INFORMATION SHOWN

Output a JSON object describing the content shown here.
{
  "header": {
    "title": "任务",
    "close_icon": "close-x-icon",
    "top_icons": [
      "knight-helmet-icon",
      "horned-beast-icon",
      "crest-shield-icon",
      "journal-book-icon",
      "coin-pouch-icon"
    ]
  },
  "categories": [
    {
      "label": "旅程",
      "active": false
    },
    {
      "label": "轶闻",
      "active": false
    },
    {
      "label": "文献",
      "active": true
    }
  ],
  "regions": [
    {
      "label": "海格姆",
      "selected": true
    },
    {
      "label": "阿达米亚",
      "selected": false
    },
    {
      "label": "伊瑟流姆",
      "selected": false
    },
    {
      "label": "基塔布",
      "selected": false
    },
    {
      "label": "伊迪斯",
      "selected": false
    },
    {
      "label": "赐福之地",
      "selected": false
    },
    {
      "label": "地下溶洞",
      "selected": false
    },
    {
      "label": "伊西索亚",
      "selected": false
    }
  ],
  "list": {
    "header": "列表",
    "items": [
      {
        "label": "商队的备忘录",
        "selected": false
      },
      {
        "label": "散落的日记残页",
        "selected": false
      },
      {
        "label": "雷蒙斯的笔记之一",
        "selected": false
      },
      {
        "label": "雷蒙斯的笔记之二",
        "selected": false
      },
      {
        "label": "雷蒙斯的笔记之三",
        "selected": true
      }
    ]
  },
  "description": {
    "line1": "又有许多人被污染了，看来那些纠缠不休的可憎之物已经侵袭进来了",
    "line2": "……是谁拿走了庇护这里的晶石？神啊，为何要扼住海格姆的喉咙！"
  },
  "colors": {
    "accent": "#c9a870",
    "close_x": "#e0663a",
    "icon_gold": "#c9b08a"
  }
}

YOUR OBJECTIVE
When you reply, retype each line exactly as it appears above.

REPLY
Output a JSON object describing the content shown here.
{
  "header": {
    "title": "任务",
    "close_icon": "close-x-icon",
    "top_icons": [
      "knight-helmet-icon",
      "horned-beast-icon",
      "crest-shield-icon",
      "journal-book-icon",
      "coin-pouch-icon"
    ]
  },
  "categories": [
    {
      "label": "旅程",
      "active": false
    },
    {
      "label": "轶闻",
      "active": false
    },
    {
      "label": "文献",
      "active": true
    }
  ],
  "regions": [
    {
      "label": "海格姆",
      "selected": true
    },
    {
      "label": "阿达米亚",
      "selected": false
    },
    {
      "label": "伊瑟流姆",
      "selected": false
    },
    {
      "label": "基塔布",
      "selected": false
    },
    {
      "label": "伊迪斯",
      "selected": false
    },
    {
      "label": "赐福之地",
      "selected": false
    },
    {
      "label": "地下溶洞",
      "selected": false
    },
    {
      "label": "伊西索亚",
      "selected": false
    }
  ],
  "list": {
    "header": "列表",
    "items": [
      {
        "label": "商队的备忘录",
        "selected": false
      },
      {
        "label": "散落的日记残页",
        "selected": false
      },
      {
        "label": "雷蒙斯的笔记之一",
        "selected": false
      },
      {
        "label": "雷蒙斯的笔记之二",
        "selected": false
      },
      {
        "label": "雷蒙斯的笔记之三",
        "selected": true
      }
    ]
  },
  "description": {
    "line1": "又有许多人被污染了，看来那些纠缠不休的可憎之物已经侵袭进来了",
    "line2": "……是谁拿走了庇护这里的晶石？神啊，为何要扼住海格姆的喉咙！"
  },
  "colors": {
    "accent": "#c9a870",
    "close_x": "#e0663a",
    "icon_gold": "#c9b08a"
  }
}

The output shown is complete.